ACTIVITY - What follows is a set of records, each of which is to be written out exactly.

[Data items]
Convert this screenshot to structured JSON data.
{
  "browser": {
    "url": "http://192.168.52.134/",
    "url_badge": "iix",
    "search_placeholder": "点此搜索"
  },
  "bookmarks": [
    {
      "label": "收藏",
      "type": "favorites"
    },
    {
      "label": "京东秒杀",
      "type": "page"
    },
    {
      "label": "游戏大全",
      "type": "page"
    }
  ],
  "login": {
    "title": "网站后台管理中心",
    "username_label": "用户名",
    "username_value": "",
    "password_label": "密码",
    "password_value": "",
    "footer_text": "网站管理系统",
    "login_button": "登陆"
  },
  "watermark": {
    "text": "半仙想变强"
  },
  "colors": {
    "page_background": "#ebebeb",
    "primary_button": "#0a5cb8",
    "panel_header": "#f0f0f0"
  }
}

OUTPUT OF THE TASK -
Convert this screenshot to structured JSON data.
{
  "browser": {
    "url": "http://192.168.52.134/",
    "url_badge": "iix",
    "search_placeholder": "点此搜索"
  },
  "bookmarks": [
    {
      "label": "收藏",
      "type": "favorites"
    },
    {
      "label": "京东秒杀",
      "type": "page"
    },
    {
      "label": "游戏大全",
      "type": "page"
    }
  ],
  "login": {
    "title": "网站后台管理中心",
    "username_label": "用户名",
    "username_value": "",
    "password_label": "密码",
    "password_value": "",
    "footer_text": "网站管理系统",
    "login_button": "登陆"
  },
  "watermark": {
    "text": "半仙想变强"
  },
  "colors": {
    "page_background": "#ebebeb",
    "primary_button": "#0a5cb8",
    "panel_header": "#f0f0f0"
  }
}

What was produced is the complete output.